Though the band started as something of a lark just months ago, The Grip is set to release its self-titled debut CD this week, and will be marking the occasion during their regular Tuesday night slot at the Buccaneer.
The Grip formed last November when Edmaiston, organist Al Gamble and drummer George Sluppick—all of whom had played together variously in the Gamble Brothers Band and MOFRO—decided to get together and start a loose-knit boogaloo organ trio. “After working on our original music projects for so long and so hard, we all needed something to really enjoy playing again,” says Gamble. “It was kind of therapy for us.”
On the first day the trio were set to rehearse, Gamble got a call from old friend and former band mate guitarist Joe Restivo. “Joe called Al out of the blue and said, ‘I really wish we could get an organ group together,’” recalls Edmaiston. “He was like ‘Man, we’re getting together right now, bring your stuff and let’s play.’ Instantly, there was a good combination of musicians and chemistry among the four of us.”

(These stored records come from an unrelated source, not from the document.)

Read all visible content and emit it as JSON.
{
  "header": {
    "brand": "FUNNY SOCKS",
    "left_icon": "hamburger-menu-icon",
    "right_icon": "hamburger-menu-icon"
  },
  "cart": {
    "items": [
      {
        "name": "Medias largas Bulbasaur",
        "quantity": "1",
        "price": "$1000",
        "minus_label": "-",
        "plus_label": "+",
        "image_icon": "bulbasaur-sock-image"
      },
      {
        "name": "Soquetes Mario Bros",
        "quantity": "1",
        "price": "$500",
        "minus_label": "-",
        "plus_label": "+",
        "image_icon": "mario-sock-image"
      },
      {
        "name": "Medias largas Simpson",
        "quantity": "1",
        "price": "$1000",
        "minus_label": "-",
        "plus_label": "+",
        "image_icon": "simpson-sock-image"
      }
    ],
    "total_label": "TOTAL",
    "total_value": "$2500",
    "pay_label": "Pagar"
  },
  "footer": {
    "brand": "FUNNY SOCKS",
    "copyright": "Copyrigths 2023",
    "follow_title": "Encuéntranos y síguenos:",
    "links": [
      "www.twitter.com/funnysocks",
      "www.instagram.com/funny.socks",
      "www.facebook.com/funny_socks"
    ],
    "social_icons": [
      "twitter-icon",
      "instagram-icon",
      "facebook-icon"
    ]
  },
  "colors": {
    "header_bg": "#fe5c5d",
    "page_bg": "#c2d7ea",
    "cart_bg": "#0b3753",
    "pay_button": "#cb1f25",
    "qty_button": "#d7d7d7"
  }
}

The band began jamming, drawing inspiration and spinning some of their favorite boogaloo and R&B groove records from Lonnie Smith to Grant Green, Big John Patton to the Mar-Keys.
For the band members, playing music without the pressures of career concerns was the most appealing aspect of the project initially. “It was just a great release. Let’s play these tunes that we dig in this funky old style,” says Edmaiston. “And let’s do this with almost a kitschy lounge feel.”
The Grip began what would become its weekly residency at the Buccaneer last winter. The nautically themed bar’s dark atmosphere offered just the right environment for the sound coming from the bandstand. “This music doesn’t really work in the broad daylight,” says Edmaiston laughing. “And our approach to it tends to blend really well with the Buccaneer. It’s off the beaten path, a certain crowd goes and hangs out there. So we play a certain kind of music on a weird night. It just all fits together like a little puzzle.”
Each of the band member has also adopted an on stage alter-ego—Gamble is “Johnny Roulette,” Edmaiston is “Paper Bag Brown,” Restivo is “Natural Jay” and Sluppick is “Jasco Parks.”
“With assumed names, we don’t have to be the same people. We can change our onstage mannerisms, play differently, we’re not obligated to do songs that people expect from the Gamble Brothers or MOFRO.”
The Grip never intended to go beyond the stage with the project, but while the band was rehearsing at producer Ward Archer’s studio complex, Archer heard the band and insisted they record.
The result of those sessions is The Grip’s new self-titled five-track EP. The disc combines an original tune (“Tutwiler”) with a quartet of covers including ones from Italian film composer Ennio Morricone (“Farewell to Cheyenne”) and Prince’s future funk classic “Controversy” which are completely reworked in the band’s signature boogaloo style.
Occasionally, The Grip’s versions are so dramatically different that it’s hard to place even the most familiar songs. “It’s funny,” says Gamble. “When we play the Prince tune, a lot of people will ask ‘What is that song? I’ve never heard that.’”
The Grip’s Tuesday night shows have evolved into a kind of event. Guitarist David Cousar opens most gigs with a solo acoustic turn. Then the Grip members will eventually come on and join him and transition into their own set, which often features guest appearances by horn players like trumpeter Mark Franklin and Gamble’s percussion playing brother, Chad.
With the EP coming out this week, there has been talk of following up with a Grip full-length. “But, mainly, we’re focusing on keeping the Buccaneer thing going and letting it build on its own,” Edmaiston says. “We’re not as worried about recording or touring. We want to keep it fun and keep the pressure off.”